Task instructions:
Print the data in full, exactly as it reads.

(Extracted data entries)
● ● ● ● ● ● ●
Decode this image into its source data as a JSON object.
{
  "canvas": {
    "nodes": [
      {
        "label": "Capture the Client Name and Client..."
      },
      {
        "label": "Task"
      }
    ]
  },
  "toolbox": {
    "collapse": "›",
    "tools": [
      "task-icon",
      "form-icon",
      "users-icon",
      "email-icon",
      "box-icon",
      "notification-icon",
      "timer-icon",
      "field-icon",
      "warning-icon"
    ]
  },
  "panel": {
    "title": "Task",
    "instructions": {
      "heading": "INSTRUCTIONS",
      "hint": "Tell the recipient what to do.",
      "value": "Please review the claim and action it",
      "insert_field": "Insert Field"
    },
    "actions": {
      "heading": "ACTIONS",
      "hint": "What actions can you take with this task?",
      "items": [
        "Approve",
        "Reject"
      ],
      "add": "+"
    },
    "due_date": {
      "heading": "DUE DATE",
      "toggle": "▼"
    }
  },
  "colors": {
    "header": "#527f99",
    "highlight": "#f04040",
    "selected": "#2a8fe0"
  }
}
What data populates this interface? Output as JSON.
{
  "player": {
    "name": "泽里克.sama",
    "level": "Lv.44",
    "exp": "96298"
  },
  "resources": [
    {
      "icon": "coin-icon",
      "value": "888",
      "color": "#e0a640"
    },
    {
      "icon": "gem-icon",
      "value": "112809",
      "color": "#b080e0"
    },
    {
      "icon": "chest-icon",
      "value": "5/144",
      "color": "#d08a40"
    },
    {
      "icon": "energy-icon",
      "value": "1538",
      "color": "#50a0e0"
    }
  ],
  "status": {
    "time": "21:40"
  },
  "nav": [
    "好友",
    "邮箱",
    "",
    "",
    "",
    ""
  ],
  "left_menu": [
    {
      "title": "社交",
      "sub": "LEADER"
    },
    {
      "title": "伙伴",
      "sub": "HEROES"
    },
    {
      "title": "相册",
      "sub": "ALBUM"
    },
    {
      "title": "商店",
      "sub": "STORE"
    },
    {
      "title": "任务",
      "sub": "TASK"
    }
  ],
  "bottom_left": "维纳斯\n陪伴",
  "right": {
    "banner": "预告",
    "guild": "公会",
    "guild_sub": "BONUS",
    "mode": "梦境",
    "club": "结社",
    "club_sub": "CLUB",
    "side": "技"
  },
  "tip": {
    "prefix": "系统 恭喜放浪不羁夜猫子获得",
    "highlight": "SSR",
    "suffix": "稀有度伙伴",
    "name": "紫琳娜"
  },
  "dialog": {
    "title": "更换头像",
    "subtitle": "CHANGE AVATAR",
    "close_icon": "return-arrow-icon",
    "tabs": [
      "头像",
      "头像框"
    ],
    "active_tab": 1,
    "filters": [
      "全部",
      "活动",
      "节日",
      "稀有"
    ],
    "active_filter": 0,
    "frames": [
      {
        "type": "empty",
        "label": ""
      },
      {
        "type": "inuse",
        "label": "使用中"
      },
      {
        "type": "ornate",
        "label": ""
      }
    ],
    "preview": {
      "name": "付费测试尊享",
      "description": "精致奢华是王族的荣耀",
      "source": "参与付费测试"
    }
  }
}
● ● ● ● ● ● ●
Reply:
Decode this image into its source data as a JSON object.
{
  "canvas": {
    "nodes": [
      {
        "label": "Capture the Client Name and Client..."
      },
      {
        "label": "Task"
      }
    ]
  },
  "toolbox": {
    "collapse": "›",
    "tools": [
      "task-icon",
      "form-icon",
      "users-icon",
      "email-icon",
      "box-icon",
      "notification-icon",
      "timer-icon",
      "field-icon",
      "warning-icon"
    ]
  },
  "panel": {
    "title": "Task",
    "instructions": {
      "heading": "INSTRUCTIONS",
      "hint": "Tell the recipient what to do.",
      "value": "Please review the claim and action it",
      "insert_field": "Insert Field"
    },
    "actions": {
      "heading": "ACTIONS",
      "hint": "What actions can you take with this task?",
      "items": [
        "Approve",
        "Reject"
      ],
      "add": "+"
    },
    "due_date": {
      "heading": "DUE DATE",
      "toggle": "▼"
    }
  },
  "colors": {
    "header": "#527f99",
    "highlight": "#f04040",
    "selected": "#2a8fe0"
  }
}
What data populates this interface? Output as JSON.
{
  "player": {
    "name": "泽里克.sama",
    "level": "Lv.44",
    "exp": "96298"
  },
  "resources": [
    {
      "icon": "coin-icon",
      "value": "888",
      "color": "#e0a640"
    },
    {
      "icon": "gem-icon",
      "value": "112809",
      "color": "#b080e0"
    },
    {
      "icon": "chest-icon",
      "value": "5/144",
      "color": "#d08a40"
    },
    {
      "icon": "energy-icon",
      "value": "1538",
      "color": "#50a0e0"
    }
  ],
  "status": {
    "time": "21:40"
  },
  "nav": [
    "好友",
    "邮箱",
    "",
    "",
    "",
    ""
  ],
  "left_menu": [
    {
      "title": "社交",
      "sub": "LEADER"
    },
    {
      "title": "伙伴",
      "sub": "HEROES"
    },
    {
      "title": "相册",
      "sub": "ALBUM"
    },
    {
      "title": "商店",
      "sub": "STORE"
    },
    {
      "title": "任务",
      "sub": "TASK"
    }
  ],
  "bottom_left": "维纳斯\n陪伴",
  "right": {
    "banner": "预告",
    "guild": "公会",
    "guild_sub": "BONUS",
    "mode": "梦境",
    "club": "结社",
    "club_sub": "CLUB",
    "side": "技"
  },
  "tip": {
    "prefix": "系统 恭喜放浪不羁夜猫子获得",
    "highlight": "SSR",
    "suffix": "稀有度伙伴",
    "name": "紫琳娜"
  },
  "dialog": {
    "title": "更换头像",
    "subtitle": "CHANGE AVATAR",
    "close_icon": "return-arrow-icon",
    "tabs": [
      "头像",
      "头像框"
    ],
    "active_tab": 1,
    "filters": [
      "全部",
      "活动",
      "节日",
      "稀有"
    ],
    "active_filter": 0,
    "frames": [
      {
        "type": "empty",
        "label": ""
      },
      {
        "type": "inuse",
        "label": "使用中"
      },
      {
        "type": "ornate",
        "label": ""
      }
    ],
    "preview": {
      "name": "付费测试尊享",
      "description": "精致奢华是王族的荣耀",
      "source": "参与付费测试"
    }
  }
}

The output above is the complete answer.